Work instruction — What the task needs is every record repeated exactly, nothing more.

Study material —

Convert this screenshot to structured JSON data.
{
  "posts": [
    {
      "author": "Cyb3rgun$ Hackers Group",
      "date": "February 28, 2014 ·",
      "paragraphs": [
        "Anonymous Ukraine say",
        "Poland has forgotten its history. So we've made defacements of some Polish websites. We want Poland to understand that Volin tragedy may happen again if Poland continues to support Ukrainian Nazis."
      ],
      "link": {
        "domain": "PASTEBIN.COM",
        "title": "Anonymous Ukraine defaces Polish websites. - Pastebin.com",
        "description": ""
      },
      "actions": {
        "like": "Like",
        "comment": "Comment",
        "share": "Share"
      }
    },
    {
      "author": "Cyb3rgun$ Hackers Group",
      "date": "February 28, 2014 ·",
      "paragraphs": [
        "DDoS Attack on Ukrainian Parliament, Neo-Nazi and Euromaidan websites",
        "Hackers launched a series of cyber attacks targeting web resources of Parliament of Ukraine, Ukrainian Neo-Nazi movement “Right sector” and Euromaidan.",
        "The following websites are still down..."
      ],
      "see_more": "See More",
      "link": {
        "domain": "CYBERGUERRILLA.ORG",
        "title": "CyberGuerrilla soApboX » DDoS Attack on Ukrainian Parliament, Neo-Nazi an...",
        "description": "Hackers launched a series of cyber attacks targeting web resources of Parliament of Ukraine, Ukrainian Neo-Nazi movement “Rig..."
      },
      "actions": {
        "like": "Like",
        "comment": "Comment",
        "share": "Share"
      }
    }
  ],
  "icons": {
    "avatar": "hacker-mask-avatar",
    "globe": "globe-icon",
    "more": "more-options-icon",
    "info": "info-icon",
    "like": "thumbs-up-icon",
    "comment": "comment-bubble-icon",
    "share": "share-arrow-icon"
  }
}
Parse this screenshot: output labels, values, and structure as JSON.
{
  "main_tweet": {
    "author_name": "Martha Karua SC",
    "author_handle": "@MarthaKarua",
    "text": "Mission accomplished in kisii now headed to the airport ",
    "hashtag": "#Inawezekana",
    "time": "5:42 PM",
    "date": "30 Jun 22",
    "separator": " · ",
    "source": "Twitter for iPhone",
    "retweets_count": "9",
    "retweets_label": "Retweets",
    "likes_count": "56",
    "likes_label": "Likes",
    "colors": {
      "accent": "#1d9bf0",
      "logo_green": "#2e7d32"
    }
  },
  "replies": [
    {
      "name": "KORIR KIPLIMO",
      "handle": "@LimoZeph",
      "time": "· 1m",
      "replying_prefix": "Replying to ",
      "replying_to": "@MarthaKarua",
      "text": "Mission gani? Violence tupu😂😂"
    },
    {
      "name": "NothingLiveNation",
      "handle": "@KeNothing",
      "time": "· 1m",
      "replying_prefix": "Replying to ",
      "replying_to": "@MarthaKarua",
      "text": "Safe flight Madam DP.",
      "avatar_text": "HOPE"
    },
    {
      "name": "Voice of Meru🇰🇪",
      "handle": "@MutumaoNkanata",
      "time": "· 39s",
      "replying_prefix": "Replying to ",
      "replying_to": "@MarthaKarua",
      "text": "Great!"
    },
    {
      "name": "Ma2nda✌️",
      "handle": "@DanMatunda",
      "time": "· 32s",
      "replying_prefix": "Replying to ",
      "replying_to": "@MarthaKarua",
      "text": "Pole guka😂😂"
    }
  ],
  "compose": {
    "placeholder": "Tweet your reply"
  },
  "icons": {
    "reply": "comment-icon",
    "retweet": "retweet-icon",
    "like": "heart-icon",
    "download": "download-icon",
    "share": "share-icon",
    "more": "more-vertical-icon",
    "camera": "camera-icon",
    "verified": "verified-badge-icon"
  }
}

Your solution —
Convert this screenshot to structured JSON data.
{
  "posts": [
    {
      "author": "Cyb3rgun$ Hackers Group",
      "date": "February 28, 2014 ·",
      "paragraphs": [
        "Anonymous Ukraine say",
        "Poland has forgotten its history. So we've made defacements of some Polish websites. We want Poland to understand that Volin tragedy may happen again if Poland continues to support Ukrainian Nazis."
      ],
      "link": {
        "domain": "PASTEBIN.COM",
        "title": "Anonymous Ukraine defaces Polish websites. - Pastebin.com",
        "description": ""
      },
      "actions": {
        "like": "Like",
        "comment": "Comment",
        "share": "Share"
      }
    },
    {
      "author": "Cyb3rgun$ Hackers Group",
      "date": "February 28, 2014 ·",
      "paragraphs": [
        "DDoS Attack on Ukrainian Parliament, Neo-Nazi and Euromaidan websites",
        "Hackers launched a series of cyber attacks targeting web resources of Parliament of Ukraine, Ukrainian Neo-Nazi movement “Right sector” and Euromaidan.",
        "The following websites are still down..."
      ],
      "see_more": "See More",
      "link": {
        "domain": "CYBERGUERRILLA.ORG",
        "title": "CyberGuerrilla soApboX » DDoS Attack on Ukrainian Parliament, Neo-Nazi an...",
        "description": "Hackers launched a series of cyber attacks targeting web resources of Parliament of Ukraine, Ukrainian Neo-Nazi movement “Rig..."
      },
      "actions": {
        "like": "Like",
        "comment": "Comment",
        "share": "Share"
      }
    }
  ],
  "icons": {
    "avatar": "hacker-mask-avatar",
    "globe": "globe-icon",
    "more": "more-options-icon",
    "info": "info-icon",
    "like": "thumbs-up-icon",
    "comment": "comment-bubble-icon",
    "share": "share-arrow-icon"
  }
}
Parse this screenshot: output labels, values, and structure as JSON.
{
  "main_tweet": {
    "author_name": "Martha Karua SC",
    "author_handle": "@MarthaKarua",
    "text": "Mission accomplished in kisii now headed to the airport ",
    "hashtag": "#Inawezekana",
    "time": "5:42 PM",
    "date": "30 Jun 22",
    "separator": " · ",
    "source": "Twitter for iPhone",
    "retweets_count": "9",
    "retweets_label": "Retweets",
    "likes_count": "56",
    "likes_label": "Likes",
    "colors": {
      "accent": "#1d9bf0",
      "logo_green": "#2e7d32"
    }
  },
  "replies": [
    {
      "name": "KORIR KIPLIMO",
      "handle": "@LimoZeph",
      "time": "· 1m",
      "replying_prefix": "Replying to ",
      "replying_to": "@MarthaKarua",
      "text": "Mission gani? Violence tupu😂😂"
    },
    {
      "name": "NothingLiveNation",
      "handle": "@KeNothing",
      "time": "· 1m",
      "replying_prefix": "Replying to ",
      "replying_to": "@MarthaKarua",
      "text": "Safe flight Madam DP.",
      "avatar_text": "HOPE"
    },
    {
      "name": "Voice of Meru🇰🇪",
      "handle": "@MutumaoNkanata",
      "time": "· 39s",
      "replying_prefix": "Replying to ",
      "replying_to": "@MarthaKarua",
      "text": "Great!"
    },
    {
      "name": "Ma2nda✌️",
      "handle": "@DanMatunda",
      "time": "· 32s",
      "replying_prefix": "Replying to ",
      "replying_to": "@MarthaKarua",
      "text": "Pole guka😂😂"
    }
  ],
  "compose": {
    "placeholder": "Tweet your reply"
  },
  "icons": {
    "reply": "comment-icon",
    "retweet": "retweet-icon",
    "like": "heart-icon",
    "download": "download-icon",
    "share": "share-icon",
    "more": "more-vertical-icon",
    "camera": "camera-icon",
    "verified": "verified-badge-icon"
  }
}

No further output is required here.